▶ What you will do
Please list all lines of the material below in which the string "Repetir" occurs.

▶ Given information

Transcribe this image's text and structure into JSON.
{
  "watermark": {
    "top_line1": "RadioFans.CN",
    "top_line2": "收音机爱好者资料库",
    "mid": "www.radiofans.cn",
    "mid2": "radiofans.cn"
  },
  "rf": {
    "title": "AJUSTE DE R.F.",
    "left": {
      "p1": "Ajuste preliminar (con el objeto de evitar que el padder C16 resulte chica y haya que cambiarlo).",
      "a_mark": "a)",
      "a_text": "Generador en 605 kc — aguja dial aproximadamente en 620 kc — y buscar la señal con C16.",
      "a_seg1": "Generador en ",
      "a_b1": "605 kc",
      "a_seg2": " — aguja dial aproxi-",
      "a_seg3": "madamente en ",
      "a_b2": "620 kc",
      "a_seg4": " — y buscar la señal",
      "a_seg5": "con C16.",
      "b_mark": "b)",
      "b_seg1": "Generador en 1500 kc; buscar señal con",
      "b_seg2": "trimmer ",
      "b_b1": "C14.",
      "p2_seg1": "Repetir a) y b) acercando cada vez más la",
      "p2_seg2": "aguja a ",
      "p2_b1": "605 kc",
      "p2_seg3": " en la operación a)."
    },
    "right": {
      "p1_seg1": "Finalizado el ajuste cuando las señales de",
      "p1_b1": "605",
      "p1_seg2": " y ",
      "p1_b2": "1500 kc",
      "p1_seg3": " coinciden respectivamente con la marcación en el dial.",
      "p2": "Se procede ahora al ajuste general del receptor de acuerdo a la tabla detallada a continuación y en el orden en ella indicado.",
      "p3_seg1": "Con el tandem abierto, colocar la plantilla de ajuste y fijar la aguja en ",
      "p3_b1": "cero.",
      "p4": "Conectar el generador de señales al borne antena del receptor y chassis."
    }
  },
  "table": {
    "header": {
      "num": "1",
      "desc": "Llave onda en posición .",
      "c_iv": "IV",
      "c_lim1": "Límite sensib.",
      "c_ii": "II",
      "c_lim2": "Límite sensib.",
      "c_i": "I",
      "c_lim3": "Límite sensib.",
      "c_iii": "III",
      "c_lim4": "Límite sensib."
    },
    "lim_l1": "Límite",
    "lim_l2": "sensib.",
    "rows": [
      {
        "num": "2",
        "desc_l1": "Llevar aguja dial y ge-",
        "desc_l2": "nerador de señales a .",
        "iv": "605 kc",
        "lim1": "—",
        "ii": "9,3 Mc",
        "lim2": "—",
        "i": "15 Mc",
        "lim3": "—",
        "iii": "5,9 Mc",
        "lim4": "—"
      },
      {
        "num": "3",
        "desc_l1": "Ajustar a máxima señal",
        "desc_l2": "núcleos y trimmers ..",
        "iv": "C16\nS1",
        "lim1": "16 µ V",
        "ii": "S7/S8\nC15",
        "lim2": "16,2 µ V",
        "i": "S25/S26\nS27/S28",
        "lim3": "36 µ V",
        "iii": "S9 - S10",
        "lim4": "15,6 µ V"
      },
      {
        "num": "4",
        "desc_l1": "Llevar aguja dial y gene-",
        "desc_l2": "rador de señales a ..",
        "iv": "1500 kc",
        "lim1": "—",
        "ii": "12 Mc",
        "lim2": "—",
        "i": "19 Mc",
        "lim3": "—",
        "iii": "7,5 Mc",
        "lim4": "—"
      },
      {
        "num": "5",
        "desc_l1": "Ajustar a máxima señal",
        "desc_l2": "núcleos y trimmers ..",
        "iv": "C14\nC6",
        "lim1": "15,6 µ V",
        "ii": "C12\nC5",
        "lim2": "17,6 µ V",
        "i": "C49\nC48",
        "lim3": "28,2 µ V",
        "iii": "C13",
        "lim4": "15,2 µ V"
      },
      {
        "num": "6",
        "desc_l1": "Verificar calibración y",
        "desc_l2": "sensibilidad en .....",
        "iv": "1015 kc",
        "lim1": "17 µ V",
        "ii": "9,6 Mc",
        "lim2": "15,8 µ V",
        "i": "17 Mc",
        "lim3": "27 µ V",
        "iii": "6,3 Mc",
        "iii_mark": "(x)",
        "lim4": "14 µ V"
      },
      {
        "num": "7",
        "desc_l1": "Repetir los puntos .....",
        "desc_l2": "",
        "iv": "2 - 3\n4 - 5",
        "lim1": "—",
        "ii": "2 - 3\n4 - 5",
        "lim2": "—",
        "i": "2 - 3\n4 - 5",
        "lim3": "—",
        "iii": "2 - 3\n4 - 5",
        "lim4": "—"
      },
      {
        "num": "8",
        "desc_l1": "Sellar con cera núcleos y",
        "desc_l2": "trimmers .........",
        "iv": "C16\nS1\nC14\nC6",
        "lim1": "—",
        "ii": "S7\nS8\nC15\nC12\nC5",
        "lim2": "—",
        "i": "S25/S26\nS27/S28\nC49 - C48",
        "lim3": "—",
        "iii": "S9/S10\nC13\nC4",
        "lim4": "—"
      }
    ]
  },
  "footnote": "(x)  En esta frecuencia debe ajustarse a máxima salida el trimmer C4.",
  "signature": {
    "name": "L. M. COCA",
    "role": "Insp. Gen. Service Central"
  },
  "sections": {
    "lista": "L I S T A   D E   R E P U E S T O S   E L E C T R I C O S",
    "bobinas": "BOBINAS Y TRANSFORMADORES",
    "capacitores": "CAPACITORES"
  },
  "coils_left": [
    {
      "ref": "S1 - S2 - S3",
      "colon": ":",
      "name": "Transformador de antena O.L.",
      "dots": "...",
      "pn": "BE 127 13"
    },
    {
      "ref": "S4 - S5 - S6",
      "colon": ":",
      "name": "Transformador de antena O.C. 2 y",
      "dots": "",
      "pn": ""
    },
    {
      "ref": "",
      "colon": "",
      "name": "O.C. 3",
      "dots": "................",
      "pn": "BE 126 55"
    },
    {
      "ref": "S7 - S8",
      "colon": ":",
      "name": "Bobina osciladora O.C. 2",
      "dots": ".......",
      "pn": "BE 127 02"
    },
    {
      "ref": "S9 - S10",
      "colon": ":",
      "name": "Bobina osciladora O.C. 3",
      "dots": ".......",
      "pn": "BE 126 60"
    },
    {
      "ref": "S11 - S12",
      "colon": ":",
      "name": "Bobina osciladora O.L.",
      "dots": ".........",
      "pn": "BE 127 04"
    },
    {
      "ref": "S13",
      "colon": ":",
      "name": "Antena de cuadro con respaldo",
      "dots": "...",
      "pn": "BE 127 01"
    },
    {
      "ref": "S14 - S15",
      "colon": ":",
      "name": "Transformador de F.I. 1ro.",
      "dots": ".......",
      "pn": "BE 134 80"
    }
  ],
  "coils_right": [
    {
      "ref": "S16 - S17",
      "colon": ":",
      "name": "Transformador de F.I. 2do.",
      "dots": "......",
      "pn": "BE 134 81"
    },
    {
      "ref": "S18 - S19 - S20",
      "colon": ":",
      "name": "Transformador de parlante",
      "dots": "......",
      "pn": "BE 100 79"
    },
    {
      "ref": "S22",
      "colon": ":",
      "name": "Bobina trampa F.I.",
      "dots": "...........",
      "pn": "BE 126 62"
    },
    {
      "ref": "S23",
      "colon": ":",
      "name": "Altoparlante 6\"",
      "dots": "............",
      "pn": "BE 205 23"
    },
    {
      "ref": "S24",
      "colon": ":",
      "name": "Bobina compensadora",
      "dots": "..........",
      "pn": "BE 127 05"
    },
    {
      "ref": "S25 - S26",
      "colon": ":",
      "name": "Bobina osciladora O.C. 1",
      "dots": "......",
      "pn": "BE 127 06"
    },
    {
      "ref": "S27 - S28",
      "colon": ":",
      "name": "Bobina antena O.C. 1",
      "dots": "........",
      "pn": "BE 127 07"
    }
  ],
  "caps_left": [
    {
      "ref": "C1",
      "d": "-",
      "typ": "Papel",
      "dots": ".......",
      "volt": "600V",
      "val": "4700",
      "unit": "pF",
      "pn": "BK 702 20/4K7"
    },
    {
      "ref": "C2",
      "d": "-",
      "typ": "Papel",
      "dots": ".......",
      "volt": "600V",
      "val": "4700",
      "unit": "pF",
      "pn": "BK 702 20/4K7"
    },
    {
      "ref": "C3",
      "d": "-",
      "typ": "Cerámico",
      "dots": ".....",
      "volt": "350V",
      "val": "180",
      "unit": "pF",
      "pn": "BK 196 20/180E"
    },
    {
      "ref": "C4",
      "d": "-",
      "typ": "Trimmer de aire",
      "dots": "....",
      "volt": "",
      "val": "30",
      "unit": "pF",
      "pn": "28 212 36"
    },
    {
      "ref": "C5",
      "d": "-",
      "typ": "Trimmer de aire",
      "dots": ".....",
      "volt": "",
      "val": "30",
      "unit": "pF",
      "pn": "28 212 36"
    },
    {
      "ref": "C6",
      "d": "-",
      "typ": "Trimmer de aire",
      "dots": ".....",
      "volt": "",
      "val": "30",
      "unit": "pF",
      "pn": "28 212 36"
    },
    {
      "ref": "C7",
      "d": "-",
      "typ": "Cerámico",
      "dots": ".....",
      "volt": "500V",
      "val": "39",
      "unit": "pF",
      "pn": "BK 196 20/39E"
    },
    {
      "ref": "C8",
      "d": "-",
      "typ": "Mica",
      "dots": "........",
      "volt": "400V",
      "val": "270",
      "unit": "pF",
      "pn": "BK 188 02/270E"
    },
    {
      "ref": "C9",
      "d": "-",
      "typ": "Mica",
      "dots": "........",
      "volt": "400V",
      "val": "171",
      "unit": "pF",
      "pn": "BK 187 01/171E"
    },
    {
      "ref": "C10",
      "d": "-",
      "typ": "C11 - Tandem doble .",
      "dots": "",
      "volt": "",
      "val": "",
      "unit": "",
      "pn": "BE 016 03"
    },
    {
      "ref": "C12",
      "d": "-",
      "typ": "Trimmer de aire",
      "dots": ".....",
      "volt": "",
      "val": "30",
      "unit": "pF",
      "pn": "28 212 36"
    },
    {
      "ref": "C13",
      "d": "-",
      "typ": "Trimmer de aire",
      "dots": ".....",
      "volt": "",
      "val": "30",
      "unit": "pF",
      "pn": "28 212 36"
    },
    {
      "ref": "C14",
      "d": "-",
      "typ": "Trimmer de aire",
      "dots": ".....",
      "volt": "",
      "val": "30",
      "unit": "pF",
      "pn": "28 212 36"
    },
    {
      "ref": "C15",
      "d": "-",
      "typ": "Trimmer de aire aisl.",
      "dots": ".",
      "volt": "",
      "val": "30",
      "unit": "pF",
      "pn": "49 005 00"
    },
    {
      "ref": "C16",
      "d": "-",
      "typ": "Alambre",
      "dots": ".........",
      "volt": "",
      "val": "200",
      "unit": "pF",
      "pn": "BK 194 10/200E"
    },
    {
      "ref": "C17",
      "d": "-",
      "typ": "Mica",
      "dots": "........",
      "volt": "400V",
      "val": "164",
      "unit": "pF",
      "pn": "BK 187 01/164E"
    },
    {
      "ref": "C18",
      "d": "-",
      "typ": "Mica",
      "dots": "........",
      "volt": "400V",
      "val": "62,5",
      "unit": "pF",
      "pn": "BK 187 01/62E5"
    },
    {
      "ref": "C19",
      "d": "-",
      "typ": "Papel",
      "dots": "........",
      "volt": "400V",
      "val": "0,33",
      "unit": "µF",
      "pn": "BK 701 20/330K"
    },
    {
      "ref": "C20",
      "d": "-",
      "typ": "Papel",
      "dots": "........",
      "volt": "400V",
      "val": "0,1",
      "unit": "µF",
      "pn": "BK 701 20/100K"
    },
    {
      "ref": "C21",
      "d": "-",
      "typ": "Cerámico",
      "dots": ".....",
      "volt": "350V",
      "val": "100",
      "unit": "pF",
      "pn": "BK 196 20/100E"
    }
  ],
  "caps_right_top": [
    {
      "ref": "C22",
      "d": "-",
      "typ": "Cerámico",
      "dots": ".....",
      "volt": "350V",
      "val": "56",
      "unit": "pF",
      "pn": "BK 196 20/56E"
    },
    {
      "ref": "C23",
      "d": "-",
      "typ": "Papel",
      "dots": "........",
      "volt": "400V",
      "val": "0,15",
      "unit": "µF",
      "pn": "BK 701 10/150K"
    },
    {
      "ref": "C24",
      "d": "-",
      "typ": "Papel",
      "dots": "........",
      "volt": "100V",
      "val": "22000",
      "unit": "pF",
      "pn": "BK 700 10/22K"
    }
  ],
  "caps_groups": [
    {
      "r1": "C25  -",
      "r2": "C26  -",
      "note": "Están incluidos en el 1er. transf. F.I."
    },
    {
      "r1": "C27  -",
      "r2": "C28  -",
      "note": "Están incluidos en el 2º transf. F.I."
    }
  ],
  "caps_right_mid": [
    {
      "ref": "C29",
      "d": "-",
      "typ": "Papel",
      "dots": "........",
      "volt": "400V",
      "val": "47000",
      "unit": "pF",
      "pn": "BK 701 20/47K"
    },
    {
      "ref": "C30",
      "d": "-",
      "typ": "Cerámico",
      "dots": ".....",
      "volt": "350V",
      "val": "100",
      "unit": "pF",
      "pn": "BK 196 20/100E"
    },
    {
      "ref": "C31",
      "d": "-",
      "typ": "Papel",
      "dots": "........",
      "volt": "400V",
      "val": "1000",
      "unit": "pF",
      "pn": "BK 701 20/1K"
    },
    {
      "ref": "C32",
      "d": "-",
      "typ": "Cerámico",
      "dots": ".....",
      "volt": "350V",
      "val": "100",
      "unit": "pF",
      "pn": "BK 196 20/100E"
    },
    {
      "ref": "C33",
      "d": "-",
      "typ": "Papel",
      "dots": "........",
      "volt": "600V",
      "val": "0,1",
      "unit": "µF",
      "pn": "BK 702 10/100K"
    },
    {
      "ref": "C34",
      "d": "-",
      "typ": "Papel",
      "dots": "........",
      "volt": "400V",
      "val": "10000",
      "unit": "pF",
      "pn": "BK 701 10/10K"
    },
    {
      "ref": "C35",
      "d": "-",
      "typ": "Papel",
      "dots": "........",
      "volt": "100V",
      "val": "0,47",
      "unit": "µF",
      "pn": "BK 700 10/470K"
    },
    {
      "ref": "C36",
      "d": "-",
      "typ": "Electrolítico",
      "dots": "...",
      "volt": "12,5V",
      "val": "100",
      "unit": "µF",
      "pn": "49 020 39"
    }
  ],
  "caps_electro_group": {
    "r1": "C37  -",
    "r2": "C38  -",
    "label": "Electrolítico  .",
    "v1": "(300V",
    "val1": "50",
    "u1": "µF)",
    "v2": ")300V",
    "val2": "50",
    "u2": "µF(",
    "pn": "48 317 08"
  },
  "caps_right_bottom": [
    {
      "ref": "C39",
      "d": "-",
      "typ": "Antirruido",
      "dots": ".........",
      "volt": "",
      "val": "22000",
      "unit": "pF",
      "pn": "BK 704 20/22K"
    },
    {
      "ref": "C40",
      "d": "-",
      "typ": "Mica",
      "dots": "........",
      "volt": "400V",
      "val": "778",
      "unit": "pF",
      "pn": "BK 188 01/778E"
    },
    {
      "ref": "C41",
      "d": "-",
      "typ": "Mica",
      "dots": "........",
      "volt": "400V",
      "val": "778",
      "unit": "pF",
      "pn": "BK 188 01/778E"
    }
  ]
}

▶ Solution to this task
      "p2_seg1": "Repetir a) y b) acercando cada vez más la",
        "desc_l1": "Repetir los puntos .....",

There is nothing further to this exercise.